I know that activists in Japan must resign themselves to the reality that their chance of success is low—citizens rarely win any kind of battle against the government or large corporations here, even when the law is on their side.

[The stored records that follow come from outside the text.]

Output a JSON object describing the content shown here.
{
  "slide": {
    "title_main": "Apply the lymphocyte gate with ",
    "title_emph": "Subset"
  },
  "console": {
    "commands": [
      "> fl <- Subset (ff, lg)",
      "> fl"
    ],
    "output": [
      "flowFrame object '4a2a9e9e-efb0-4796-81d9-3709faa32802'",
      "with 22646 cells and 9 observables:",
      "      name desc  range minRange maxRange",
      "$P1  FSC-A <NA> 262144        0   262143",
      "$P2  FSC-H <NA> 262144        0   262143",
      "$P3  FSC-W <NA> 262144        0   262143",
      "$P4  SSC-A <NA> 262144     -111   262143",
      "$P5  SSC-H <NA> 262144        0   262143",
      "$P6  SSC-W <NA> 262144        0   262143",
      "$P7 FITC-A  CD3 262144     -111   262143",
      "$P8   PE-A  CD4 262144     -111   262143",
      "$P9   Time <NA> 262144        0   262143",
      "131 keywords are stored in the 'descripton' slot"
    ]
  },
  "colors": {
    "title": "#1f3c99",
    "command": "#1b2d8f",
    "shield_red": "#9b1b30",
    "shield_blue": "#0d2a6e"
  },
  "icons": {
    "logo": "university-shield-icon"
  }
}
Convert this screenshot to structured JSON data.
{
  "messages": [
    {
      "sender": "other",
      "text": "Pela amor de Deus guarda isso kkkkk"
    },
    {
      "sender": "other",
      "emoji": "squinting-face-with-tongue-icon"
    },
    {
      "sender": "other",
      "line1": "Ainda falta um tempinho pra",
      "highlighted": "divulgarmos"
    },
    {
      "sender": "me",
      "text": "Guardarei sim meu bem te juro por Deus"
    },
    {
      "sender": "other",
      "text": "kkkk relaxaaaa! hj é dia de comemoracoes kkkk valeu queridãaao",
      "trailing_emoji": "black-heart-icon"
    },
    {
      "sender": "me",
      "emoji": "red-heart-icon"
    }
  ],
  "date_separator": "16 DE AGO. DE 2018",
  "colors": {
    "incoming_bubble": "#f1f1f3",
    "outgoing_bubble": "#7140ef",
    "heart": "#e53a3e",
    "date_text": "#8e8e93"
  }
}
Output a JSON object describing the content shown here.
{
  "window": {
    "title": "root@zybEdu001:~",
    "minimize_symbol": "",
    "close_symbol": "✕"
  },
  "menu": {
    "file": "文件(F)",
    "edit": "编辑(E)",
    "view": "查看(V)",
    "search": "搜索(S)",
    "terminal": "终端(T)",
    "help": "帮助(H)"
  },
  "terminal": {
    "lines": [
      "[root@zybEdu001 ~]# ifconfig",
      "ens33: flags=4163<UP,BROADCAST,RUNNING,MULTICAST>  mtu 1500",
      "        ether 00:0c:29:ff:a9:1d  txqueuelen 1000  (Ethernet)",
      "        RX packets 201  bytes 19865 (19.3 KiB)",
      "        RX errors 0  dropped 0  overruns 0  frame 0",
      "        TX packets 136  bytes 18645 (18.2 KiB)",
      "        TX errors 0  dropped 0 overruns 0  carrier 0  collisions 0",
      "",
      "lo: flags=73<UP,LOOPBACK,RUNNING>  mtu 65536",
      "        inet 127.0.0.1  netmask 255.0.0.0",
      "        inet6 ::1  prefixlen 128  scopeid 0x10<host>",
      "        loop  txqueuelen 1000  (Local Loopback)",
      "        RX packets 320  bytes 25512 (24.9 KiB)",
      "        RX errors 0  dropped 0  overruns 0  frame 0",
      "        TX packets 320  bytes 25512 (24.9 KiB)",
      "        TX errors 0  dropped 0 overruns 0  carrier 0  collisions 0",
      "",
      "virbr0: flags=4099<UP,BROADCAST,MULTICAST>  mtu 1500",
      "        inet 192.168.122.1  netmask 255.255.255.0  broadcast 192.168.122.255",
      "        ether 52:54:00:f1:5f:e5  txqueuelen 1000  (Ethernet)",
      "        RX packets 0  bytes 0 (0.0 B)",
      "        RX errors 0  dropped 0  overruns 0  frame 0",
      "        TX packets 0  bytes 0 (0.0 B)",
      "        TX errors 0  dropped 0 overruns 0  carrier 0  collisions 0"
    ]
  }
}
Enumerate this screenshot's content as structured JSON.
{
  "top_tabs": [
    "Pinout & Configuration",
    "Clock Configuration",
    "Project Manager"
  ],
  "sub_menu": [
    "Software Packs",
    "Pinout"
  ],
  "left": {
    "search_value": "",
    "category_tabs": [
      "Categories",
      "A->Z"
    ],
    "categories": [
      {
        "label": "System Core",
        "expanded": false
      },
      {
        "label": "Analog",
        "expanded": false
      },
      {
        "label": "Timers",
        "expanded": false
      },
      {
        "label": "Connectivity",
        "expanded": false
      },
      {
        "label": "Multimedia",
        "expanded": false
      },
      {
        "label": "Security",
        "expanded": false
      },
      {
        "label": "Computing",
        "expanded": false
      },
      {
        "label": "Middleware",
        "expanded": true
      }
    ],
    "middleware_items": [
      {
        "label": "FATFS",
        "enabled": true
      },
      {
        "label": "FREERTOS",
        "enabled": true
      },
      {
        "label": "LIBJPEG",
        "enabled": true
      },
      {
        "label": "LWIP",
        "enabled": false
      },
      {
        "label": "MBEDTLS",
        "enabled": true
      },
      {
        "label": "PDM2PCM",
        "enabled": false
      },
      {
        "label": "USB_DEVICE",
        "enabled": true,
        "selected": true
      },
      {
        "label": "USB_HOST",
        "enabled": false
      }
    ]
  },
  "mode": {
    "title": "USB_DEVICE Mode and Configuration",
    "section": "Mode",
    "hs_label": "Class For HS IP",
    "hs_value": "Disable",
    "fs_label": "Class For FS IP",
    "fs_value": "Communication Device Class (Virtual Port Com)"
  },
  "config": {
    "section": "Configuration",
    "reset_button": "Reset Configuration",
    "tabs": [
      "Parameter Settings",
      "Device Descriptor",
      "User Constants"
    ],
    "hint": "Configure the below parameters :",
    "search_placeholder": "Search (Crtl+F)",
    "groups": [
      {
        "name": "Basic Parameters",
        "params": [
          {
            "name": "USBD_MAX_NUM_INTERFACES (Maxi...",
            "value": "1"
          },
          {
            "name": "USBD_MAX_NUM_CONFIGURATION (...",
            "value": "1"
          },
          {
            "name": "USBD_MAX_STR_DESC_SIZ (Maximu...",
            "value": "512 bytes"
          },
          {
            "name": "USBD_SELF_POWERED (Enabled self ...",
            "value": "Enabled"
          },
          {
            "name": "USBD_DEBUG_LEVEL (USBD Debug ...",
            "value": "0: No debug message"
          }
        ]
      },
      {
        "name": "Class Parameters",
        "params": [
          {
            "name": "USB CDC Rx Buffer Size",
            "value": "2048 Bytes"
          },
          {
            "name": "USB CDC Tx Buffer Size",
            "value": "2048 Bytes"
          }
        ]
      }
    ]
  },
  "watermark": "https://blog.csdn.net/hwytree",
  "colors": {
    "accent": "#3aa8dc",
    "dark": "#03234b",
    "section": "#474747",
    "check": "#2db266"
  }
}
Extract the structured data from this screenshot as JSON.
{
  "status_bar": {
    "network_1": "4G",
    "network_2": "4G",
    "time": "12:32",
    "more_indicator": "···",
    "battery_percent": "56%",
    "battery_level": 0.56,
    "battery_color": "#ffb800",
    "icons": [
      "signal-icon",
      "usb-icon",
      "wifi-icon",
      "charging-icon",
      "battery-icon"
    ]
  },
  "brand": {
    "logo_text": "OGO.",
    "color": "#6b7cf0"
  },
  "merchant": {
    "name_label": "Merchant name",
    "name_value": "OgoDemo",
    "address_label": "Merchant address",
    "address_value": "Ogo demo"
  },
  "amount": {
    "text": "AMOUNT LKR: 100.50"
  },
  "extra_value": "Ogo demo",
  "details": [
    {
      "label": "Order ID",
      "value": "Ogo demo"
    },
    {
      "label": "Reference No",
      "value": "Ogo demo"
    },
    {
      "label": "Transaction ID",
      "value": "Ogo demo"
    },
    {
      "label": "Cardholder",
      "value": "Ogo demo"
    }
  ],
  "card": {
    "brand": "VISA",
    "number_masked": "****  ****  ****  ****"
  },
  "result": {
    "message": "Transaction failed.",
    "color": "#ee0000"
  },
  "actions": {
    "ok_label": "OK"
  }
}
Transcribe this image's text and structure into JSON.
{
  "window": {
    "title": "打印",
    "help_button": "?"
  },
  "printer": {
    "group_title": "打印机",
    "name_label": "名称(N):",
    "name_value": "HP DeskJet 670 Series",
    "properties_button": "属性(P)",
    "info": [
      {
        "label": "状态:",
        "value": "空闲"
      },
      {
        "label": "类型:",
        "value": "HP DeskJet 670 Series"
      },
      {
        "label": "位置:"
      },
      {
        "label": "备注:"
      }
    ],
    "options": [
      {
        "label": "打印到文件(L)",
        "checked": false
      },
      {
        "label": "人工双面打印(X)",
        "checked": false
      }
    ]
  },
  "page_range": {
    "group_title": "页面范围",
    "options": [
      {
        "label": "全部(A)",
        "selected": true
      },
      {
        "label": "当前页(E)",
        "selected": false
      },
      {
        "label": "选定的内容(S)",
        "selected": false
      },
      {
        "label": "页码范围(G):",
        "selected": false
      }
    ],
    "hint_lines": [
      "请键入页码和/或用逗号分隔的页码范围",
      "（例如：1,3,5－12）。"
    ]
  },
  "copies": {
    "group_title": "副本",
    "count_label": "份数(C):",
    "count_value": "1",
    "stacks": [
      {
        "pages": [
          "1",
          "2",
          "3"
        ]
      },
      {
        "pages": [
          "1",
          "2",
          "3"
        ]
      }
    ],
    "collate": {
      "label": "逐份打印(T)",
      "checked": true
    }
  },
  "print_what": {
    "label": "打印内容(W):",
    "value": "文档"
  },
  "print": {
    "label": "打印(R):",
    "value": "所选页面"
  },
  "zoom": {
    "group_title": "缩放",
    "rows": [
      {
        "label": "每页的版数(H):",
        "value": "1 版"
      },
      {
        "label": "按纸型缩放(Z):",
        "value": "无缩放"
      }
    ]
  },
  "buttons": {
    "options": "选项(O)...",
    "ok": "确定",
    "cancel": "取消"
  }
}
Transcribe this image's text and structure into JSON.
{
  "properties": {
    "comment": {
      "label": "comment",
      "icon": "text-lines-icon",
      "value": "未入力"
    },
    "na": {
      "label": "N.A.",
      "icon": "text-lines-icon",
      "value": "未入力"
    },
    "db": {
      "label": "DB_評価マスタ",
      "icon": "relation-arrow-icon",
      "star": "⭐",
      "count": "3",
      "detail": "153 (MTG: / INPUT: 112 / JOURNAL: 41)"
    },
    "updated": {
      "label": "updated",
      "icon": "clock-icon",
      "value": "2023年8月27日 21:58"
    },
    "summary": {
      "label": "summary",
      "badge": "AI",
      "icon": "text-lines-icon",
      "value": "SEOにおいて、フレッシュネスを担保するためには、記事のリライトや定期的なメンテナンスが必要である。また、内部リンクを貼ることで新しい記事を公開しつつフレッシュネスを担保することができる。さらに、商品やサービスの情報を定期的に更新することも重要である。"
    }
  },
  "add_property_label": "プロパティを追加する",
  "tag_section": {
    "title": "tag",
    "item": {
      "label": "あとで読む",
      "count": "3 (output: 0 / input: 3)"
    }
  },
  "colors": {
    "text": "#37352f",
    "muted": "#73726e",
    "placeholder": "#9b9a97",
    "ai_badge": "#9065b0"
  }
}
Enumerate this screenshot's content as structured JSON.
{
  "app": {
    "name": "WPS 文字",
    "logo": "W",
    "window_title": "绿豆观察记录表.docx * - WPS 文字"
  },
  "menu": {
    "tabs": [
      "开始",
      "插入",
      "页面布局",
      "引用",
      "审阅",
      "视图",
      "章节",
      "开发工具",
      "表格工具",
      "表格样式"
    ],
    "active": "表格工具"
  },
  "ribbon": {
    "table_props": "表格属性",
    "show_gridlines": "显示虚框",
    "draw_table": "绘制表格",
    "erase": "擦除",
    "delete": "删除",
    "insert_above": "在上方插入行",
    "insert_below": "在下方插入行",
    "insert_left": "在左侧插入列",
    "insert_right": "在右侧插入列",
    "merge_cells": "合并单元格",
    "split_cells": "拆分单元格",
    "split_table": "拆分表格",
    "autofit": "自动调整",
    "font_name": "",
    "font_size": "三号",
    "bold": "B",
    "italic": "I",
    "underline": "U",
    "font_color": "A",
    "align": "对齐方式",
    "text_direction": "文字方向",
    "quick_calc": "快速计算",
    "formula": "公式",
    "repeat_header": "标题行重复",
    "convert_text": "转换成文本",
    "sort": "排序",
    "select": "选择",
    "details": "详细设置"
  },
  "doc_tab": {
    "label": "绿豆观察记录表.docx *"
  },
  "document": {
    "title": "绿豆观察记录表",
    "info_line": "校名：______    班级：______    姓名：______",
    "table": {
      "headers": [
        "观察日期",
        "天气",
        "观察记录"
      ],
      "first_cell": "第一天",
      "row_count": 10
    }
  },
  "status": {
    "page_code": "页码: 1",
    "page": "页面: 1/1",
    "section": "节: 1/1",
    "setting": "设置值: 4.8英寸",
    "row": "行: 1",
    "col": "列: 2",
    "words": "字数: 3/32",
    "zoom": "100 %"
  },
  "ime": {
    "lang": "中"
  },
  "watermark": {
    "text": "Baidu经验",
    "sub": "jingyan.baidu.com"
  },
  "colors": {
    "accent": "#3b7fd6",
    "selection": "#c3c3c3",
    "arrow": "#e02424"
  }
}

Atsuko’s firmness and stark decisiveness can take me unawares; she’s fiercely sure of herself sometimes. I remember an incident a few years ago soon after yet another nuclear accident in Japan. [Note: this was written about an accident in 1990!] I attended a protest that her anti-nuclear group organized at the electricity company office downtown, a brown, boxy bureaucratic building. As is often true in conformist Japan, only a small number of people turned out to the protest. When a few older male officials came down in their blue suits to make a show of “listening,” I was surprised to see Atsuko Watanabe step out of the group to confront them, looking them in the eyes. She became furious when they started lying to her. “Don’t you have children? Don’t you give a damn about your own child?” She almost shouted at them. “How can you expose your children, and my children, to atomic radiation leaking from the plant? Why won’t you take any responsibility for what has happened?” I was almost as startled as the bureaucrat seemed. It’s not culturally smiled upon to show anger, especially in public, especially for women. But she was dead serious. I then remembered the photo exhibition of victims of the Chernobyl disaster that Atsuko had invited me to. I could almost feel the grief in her voice when she talked about the children deformed, or dying of cancer, the land blighted.
I will close this blog post with something my partner Cynthia said to me after we watched a horrific video of a tsunami wave rolling across the land. The video was shot from the sky, and down there, on a road, one little car was trying to turn around, to head another direction to avoid the onrushing wall of water sweeping everything away. The wave was less than 30 feet from the car. Cynthia said, "It's like a metaphor for nuclear power. When the wave is actually heading right at you, it's too late to choose that moment to turn around."